Start of GIVEN DATA
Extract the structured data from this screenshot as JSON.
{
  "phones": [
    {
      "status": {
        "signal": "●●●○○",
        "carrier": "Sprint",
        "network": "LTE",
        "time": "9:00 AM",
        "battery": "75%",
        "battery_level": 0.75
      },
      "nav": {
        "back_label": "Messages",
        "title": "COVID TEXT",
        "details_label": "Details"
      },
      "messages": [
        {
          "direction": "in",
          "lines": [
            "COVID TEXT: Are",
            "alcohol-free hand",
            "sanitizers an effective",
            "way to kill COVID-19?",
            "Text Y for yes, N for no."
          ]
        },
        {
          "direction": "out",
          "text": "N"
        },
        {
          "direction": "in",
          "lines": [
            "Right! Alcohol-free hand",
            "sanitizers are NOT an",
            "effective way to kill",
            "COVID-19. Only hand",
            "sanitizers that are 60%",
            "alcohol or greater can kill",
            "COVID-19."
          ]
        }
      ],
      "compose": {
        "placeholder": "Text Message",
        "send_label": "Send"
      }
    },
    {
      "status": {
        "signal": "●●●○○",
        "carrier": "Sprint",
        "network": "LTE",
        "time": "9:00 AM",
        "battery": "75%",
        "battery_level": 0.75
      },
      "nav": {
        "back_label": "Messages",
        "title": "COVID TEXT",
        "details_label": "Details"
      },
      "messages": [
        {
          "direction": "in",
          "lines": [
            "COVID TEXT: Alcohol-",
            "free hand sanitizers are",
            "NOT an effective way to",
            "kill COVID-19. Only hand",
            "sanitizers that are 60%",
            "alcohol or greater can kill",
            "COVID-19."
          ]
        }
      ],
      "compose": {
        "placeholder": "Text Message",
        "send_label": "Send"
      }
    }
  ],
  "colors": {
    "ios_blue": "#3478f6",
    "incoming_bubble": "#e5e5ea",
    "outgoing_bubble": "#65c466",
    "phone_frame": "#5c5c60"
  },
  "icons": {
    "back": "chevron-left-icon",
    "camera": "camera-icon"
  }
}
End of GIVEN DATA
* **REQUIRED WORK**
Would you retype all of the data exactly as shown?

* **ANSWER BOX**
Extract the structured data from this screenshot as JSON.
{
  "phones": [
    {
      "status": {
        "signal": "●●●○○",
        "carrier": "Sprint",
        "network": "LTE",
        "time": "9:00 AM",
        "battery": "75%",
        "battery_level": 0.75
      },
      "nav": {
        "back_label": "Messages",
        "title": "COVID TEXT",
        "details_label": "Details"
      },
      "messages": [
        {
          "direction": "in",
          "lines": [
            "COVID TEXT: Are",
            "alcohol-free hand",
            "sanitizers an effective",
            "way to kill COVID-19?",
            "Text Y for yes, N for no."
          ]
        },
        {
          "direction": "out",
          "text": "N"
        },
        {
          "direction": "in",
          "lines": [
            "Right! Alcohol-free hand",
            "sanitizers are NOT an",
            "effective way to kill",
            "COVID-19. Only hand",
            "sanitizers that are 60%",
            "alcohol or greater can kill",
            "COVID-19."
          ]
        }
      ],
      "compose": {
        "placeholder": "Text Message",
        "send_label": "Send"
      }
    },
    {
      "status": {
        "signal": "●●●○○",
        "carrier": "Sprint",
        "network": "LTE",
        "time": "9:00 AM",
        "battery": "75%",
        "battery_level": 0.75
      },
      "nav": {
        "back_label": "Messages",
        "title": "COVID TEXT",
        "details_label": "Details"
      },
      "messages": [
        {
          "direction": "in",
          "lines": [
            "COVID TEXT: Alcohol-",
            "free hand sanitizers are",
            "NOT an effective way to",
            "kill COVID-19. Only hand",
            "sanitizers that are 60%",
            "alcohol or greater can kill",
            "COVID-19."
          ]
        }
      ],
      "compose": {
        "placeholder": "Text Message",
        "send_label": "Send"
      }
    }
  ],
  "colors": {
    "ios_blue": "#3478f6",
    "incoming_bubble": "#e5e5ea",
    "outgoing_bubble": "#65c466",
    "phone_frame": "#5c5c60"
  },
  "icons": {
    "back": "chevron-left-icon",
    "camera": "camera-icon"
  }
}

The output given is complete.